However to be really satisfying, distractions need to both suck you in, and actually interest you. Most of the time cleaning isn’t interesting, but it does have the potential to be really satisfying. Take today. We have a black mould problem – it’s one of the joys of living in a 1980s house with double glazing. Water condenses, dust accumulates, and before you know it there’s black mould growing along your windows and up your walls. It demands constant vigilance, or it spreads, mould-suppressing paint or no (though if you have any suggestions on this, do drop me a comment!). So today I did the bathroom window with bleach: a few very careful squirts, ten minutes or so waiting, and some cautious washing down, and the window was white again. Visible, satisfying, results!

There’s a more recent aspect to cleaning and tidying for me too – not just resetting the situation to regular levels, but actually making it better. Decluttering. Today I hit the bathroom stuff. I didn’t just tidying things up by arranging them, I chucked out a bunch of old things I won’t need any more. I know it’s not frugal or green to just throw stuff away, but I honestly will not use these in the coming years, and neither will anyone else who I’m close enough to actually ask them if they want my half-used dusty old bits and pieces! THis kind of decluttering makes cleaning interesting in a way it isn’t usually, as I try and work out what I actually need, what I can do without, what can be charity-shopped. Maybe that helps to make it a psychologically self-soothing activity.

It does feel odd to enjoy cleaning. Less odd, when I think of it in terms of my ever-present but as-yet-unrealised desire to do a full declutter. But still, enjoying cleaning? Surely horribly gender-normative. I struggle so much when things I want or enjoy are the same things that I’m expected to want or enjoy. I don’t trust them. I feel like those are the things I ought to struggle against – why does society want me to enjoy or be good at these things? Cleaning is just part of the female-dominated work that anyone could do but that usually devolves to women, most of which isn’t recognised and isn’t thought to matter. I try not to do more than half of the cleaning, but I usually do. Isn’t it somehow even worse to actually enjoy it as well? Buying into all that bullshit about women and wives from the mid-20th century?

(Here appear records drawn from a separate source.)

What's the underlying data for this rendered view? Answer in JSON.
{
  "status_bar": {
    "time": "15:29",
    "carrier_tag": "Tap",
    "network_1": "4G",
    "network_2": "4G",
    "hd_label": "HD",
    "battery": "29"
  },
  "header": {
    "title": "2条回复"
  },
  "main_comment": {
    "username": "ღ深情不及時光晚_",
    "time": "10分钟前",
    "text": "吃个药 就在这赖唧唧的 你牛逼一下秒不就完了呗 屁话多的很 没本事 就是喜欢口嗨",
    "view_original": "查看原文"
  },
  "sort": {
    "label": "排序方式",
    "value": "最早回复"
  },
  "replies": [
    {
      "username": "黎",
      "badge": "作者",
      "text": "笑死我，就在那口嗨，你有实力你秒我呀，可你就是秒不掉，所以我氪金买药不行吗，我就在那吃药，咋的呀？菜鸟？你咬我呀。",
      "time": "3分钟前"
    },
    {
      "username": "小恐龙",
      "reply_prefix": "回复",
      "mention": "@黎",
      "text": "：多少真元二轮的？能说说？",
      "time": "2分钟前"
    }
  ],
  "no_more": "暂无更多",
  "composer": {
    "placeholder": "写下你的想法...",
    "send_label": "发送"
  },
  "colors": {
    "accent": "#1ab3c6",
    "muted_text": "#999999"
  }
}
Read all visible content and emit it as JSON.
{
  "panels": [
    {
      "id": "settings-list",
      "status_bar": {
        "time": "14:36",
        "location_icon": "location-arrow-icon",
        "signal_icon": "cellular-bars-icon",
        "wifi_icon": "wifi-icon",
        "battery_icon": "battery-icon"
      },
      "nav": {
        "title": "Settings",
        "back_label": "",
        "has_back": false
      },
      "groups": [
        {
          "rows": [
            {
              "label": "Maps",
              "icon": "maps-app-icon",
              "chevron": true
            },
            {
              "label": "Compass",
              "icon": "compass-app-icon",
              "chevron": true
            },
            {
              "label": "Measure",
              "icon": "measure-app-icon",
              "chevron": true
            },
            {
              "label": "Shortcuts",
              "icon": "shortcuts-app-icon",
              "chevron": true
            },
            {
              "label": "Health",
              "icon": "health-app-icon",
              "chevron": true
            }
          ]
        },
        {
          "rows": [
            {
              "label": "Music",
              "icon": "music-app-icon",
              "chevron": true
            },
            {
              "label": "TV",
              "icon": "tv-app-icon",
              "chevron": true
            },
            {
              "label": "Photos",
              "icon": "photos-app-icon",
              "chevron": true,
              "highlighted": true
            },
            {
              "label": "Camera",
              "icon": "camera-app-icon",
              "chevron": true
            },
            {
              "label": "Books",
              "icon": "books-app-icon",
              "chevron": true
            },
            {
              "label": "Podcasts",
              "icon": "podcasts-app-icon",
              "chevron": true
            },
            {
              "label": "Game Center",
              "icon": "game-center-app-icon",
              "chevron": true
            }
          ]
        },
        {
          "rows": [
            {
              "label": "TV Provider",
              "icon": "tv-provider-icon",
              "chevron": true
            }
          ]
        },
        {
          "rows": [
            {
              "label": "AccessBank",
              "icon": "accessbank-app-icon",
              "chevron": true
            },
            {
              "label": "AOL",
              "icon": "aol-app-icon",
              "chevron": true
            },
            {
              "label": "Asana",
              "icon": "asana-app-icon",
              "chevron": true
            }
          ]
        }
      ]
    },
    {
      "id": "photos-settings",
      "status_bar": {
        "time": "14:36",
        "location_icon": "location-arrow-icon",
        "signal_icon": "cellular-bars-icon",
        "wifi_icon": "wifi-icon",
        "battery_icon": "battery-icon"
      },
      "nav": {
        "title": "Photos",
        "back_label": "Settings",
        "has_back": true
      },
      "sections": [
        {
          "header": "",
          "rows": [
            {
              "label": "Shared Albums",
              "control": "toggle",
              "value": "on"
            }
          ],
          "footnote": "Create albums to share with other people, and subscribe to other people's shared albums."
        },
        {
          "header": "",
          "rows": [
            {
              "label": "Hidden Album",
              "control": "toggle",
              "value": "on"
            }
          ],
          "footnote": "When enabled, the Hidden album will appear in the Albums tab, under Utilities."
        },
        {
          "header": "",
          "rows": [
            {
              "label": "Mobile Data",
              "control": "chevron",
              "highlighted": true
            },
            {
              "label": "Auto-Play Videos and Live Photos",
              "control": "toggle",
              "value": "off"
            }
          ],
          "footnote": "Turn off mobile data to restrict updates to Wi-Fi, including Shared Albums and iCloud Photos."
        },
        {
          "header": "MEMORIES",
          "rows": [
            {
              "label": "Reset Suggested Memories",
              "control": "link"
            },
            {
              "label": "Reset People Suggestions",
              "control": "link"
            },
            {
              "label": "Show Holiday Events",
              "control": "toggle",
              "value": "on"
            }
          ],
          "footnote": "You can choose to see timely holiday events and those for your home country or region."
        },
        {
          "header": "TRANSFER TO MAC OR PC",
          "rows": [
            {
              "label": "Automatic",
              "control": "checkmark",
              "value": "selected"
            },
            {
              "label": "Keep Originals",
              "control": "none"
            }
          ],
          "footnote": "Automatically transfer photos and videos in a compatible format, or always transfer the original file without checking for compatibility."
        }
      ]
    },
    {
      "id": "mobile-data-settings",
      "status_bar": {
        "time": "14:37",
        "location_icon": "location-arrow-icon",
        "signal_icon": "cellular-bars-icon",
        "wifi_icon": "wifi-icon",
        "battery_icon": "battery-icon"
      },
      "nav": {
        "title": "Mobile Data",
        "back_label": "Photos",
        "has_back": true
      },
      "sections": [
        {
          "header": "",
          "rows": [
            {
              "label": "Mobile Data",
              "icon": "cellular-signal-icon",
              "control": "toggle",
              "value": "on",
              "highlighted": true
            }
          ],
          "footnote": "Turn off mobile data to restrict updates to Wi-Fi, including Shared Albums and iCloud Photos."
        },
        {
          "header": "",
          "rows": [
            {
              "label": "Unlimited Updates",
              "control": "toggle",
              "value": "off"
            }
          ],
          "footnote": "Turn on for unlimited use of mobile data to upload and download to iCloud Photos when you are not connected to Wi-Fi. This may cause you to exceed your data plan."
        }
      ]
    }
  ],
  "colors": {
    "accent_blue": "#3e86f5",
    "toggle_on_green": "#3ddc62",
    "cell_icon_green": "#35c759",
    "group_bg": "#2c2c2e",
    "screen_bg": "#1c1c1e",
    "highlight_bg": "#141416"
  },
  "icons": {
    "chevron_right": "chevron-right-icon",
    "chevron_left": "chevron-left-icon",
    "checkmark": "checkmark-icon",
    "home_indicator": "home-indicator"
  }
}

Balancing these things is difficult, and I’m not there. I don’t know how to reconcile these two aspects. How do you balance house work in your home? How do you fit being someone who likes cleaning and cooking with someone who also wants equality and to reject gender- and sexual-normative behaviour? Answers on a postcard…(or comment!).

 

 

The soothing (and unsoothing) nature of cleaning